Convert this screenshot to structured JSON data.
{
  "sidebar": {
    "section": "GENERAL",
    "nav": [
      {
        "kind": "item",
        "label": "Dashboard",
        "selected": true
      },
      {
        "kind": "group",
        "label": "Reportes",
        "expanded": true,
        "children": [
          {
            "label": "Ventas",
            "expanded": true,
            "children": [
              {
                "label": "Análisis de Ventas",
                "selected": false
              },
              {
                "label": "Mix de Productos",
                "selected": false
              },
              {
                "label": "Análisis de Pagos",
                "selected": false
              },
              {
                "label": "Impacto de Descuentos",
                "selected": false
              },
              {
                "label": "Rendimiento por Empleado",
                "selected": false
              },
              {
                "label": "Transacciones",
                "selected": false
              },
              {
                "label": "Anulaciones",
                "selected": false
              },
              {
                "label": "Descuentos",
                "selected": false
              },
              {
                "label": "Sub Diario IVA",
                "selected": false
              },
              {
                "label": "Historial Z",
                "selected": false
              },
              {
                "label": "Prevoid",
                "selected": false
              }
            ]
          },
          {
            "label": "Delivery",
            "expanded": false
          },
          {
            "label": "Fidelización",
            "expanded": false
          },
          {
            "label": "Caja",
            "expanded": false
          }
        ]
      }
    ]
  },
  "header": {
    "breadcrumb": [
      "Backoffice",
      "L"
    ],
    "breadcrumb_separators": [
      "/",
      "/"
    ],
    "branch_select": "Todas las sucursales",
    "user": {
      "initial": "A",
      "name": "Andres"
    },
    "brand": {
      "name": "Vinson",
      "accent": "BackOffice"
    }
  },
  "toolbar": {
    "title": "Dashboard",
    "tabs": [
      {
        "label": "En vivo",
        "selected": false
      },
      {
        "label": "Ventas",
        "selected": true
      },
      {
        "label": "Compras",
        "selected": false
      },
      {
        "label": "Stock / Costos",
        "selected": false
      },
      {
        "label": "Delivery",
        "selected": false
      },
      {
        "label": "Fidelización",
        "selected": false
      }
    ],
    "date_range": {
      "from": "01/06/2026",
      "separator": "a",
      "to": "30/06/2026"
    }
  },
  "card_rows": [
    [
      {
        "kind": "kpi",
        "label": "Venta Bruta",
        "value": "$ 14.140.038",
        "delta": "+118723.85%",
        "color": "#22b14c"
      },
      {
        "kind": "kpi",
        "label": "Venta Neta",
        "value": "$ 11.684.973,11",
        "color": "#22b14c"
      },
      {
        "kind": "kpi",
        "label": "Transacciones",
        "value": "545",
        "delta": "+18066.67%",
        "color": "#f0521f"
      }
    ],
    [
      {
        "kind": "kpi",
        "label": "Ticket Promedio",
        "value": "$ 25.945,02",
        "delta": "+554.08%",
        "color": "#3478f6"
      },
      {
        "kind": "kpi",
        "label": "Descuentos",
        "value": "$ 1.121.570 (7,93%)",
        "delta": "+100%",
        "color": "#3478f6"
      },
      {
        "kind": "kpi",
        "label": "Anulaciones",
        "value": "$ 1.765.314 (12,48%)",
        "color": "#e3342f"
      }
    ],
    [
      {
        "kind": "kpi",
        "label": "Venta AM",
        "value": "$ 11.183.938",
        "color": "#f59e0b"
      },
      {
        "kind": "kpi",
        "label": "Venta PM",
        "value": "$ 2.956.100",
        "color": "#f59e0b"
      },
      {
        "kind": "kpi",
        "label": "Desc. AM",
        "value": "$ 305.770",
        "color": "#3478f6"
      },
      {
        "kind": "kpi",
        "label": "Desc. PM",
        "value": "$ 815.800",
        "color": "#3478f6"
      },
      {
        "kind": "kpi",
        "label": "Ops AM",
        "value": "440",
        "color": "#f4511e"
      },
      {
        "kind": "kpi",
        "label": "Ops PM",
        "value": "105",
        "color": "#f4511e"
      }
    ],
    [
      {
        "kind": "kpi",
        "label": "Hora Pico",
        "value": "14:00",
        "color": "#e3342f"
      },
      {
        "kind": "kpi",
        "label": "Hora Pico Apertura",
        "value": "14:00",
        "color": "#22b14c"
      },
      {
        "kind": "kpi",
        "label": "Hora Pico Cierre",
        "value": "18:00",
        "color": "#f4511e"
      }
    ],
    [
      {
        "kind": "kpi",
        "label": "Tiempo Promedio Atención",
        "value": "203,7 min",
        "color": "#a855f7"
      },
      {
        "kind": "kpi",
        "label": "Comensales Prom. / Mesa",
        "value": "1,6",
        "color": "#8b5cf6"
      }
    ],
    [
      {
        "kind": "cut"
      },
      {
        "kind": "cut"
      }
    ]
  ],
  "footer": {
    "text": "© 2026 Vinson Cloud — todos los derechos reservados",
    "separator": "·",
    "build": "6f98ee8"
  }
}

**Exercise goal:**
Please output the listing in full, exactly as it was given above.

**Exercise result:**
Convert this screenshot to structured JSON data.
{
  "sidebar": {
    "section": "GENERAL",
    "nav": [
      {
        "kind": "item",
        "label": "Dashboard",
        "selected": true
      },
      {
        "kind": "group",
        "label": "Reportes",
        "expanded": true,
        "children": [
          {
            "label": "Ventas",
            "expanded": true,
            "children": [
              {
                "label": "Análisis de Ventas",
                "selected": false
              },
              {
                "label": "Mix de Productos",
                "selected": false
              },
              {
                "label": "Análisis de Pagos",
                "selected": false
              },
              {
                "label": "Impacto de Descuentos",
                "selected": false
              },
              {
                "label": "Rendimiento por Empleado",
                "selected": false
              },
              {
                "label": "Transacciones",
                "selected": false
              },
              {
                "label": "Anulaciones",
                "selected": false
              },
              {
                "label": "Descuentos",
                "selected": false
              },
              {
                "label": "Sub Diario IVA",
                "selected": false
              },
              {
                "label": "Historial Z",
                "selected": false
              },
              {
                "label": "Prevoid",
                "selected": false
              }
            ]
          },
          {
            "label": "Delivery",
            "expanded": false
          },
          {
            "label": "Fidelización",
            "expanded": false
          },
          {
            "label": "Caja",
            "expanded": false
          }
        ]
      }
    ]
  },
  "header": {
    "breadcrumb": [
      "Backoffice",
      "L"
    ],
    "breadcrumb_separators": [
      "/",
      "/"
    ],
    "branch_select": "Todas las sucursales",
    "user": {
      "initial": "A",
      "name": "Andres"
    },
    "brand": {
      "name": "Vinson",
      "accent": "BackOffice"
    }
  },
  "toolbar": {
    "title": "Dashboard",
    "tabs": [
      {
        "label": "En vivo",
        "selected": false
      },
      {
        "label": "Ventas",
        "selected": true
      },
      {
        "label": "Compras",
        "selected": false
      },
      {
        "label": "Stock / Costos",
        "selected": false
      },
      {
        "label": "Delivery",
        "selected": false
      },
      {
        "label": "Fidelización",
        "selected": false
      }
    ],
    "date_range": {
      "from": "01/06/2026",
      "separator": "a",
      "to": "30/06/2026"
    }
  },
  "card_rows": [
    [
      {
        "kind": "kpi",
        "label": "Venta Bruta",
        "value": "$ 14.140.038",
        "delta": "+118723.85%",
        "color": "#22b14c"
      },
      {
        "kind": "kpi",
        "label": "Venta Neta",
        "value": "$ 11.684.973,11",
        "color": "#22b14c"
      },
      {
        "kind": "kpi",
        "label": "Transacciones",
        "value": "545",
        "delta": "+18066.67%",
        "color": "#f0521f"
      }
    ],
    [
      {
        "kind": "kpi",
        "label": "Ticket Promedio",
        "value": "$ 25.945,02",
        "delta": "+554.08%",
        "color": "#3478f6"
      },
      {
        "kind": "kpi",
        "label": "Descuentos",
        "value": "$ 1.121.570 (7,93%)",
        "delta": "+100%",
        "color": "#3478f6"
      },
      {
        "kind": "kpi",
        "label": "Anulaciones",
        "value": "$ 1.765.314 (12,48%)",
        "color": "#e3342f"
      }
    ],
    [
      {
        "kind": "kpi",
        "label": "Venta AM",
        "value": "$ 11.183.938",
        "color": "#f59e0b"
      },
      {
        "kind": "kpi",
        "label": "Venta PM",
        "value": "$ 2.956.100",
        "color": "#f59e0b"
      },
      {
        "kind": "kpi",
        "label": "Desc. AM",
        "value": "$ 305.770",
        "color": "#3478f6"
      },
      {
        "kind": "kpi",
        "label": "Desc. PM",
        "value": "$ 815.800",
        "color": "#3478f6"
      },
      {
        "kind": "kpi",
        "label": "Ops AM",
        "value": "440",
        "color": "#f4511e"
      },
      {
        "kind": "kpi",
        "label": "Ops PM",
        "value": "105",
        "color": "#f4511e"
      }
    ],
    [
      {
        "kind": "kpi",
        "label": "Hora Pico",
        "value": "14:00",
        "color": "#e3342f"
      },
      {
        "kind": "kpi",
        "label": "Hora Pico Apertura",
        "value": "14:00",
        "color": "#22b14c"
      },
      {
        "kind": "kpi",
        "label": "Hora Pico Cierre",
        "value": "18:00",
        "color": "#f4511e"
      }
    ],
    [
      {
        "kind": "kpi",
        "label": "Tiempo Promedio Atención",
        "value": "203,7 min",
        "color": "#a855f7"
      },
      {
        "kind": "kpi",
        "label": "Comensales Prom. / Mesa",
        "value": "1,6",
        "color": "#8b5cf6"
      }
    ],
    [
      {
        "kind": "cut"
      },
      {
        "kind": "cut"
      }
    ]
  ],
  "footer": {
    "text": "© 2026 Vinson Cloud — todos los derechos reservados",
    "separator": "·",
    "build": "6f98ee8"
  }
}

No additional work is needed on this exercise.